Review of ‘The Illiterate Ghost’ by Alan Price

On first read, the sixteen mostly brief pieces collected in Alan Price’s The Illiterate Ghost seem to cast only passing glances towards one. Yet on re-reading, their aggregate effect is one of a sustained gaze that seems askew but insightful nonetheless. These stories penetrate.
This is slipstream fiction, or interstitial if you prefer, where the countervailing forces of fantasy and mundanity quiver in an unstable equilibrium.
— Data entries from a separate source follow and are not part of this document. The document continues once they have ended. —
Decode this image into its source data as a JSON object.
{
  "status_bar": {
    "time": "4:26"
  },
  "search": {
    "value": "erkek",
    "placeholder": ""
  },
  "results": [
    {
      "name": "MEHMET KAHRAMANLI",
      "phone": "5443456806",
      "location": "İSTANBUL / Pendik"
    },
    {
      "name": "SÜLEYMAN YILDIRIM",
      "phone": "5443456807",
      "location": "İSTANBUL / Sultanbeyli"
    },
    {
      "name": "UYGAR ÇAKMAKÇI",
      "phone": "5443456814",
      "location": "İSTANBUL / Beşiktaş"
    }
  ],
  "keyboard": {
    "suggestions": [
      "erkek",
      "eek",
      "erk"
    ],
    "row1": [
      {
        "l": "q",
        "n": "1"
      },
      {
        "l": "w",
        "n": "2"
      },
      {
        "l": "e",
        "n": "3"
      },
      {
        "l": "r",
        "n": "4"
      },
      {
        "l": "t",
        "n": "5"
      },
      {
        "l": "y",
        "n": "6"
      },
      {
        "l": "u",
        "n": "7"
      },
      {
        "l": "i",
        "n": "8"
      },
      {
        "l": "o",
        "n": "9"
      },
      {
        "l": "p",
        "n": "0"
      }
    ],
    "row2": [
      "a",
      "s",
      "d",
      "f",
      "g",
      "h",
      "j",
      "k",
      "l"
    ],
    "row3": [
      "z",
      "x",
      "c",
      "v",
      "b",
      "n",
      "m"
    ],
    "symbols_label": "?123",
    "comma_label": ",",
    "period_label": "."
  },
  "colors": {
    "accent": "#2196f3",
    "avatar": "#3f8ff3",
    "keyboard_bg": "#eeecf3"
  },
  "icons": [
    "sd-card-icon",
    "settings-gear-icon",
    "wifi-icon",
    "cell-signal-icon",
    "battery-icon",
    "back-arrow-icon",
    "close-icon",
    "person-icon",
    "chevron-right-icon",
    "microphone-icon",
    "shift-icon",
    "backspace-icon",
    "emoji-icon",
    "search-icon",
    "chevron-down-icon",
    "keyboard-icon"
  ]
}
Whether cast as formal experiments, as in Index to the 1896/1907 films of George Méliès, or as a more traditionally plotted story, such as Okura’s Tree, William’s Bridge—which brilliantly demonstrates how mutual sexual obsession can transform, through loss, into something much more lasting—Price’s fiction cleverly illuminates the weirdness of our lives.

You can order this chapbook from Eibonvale Press.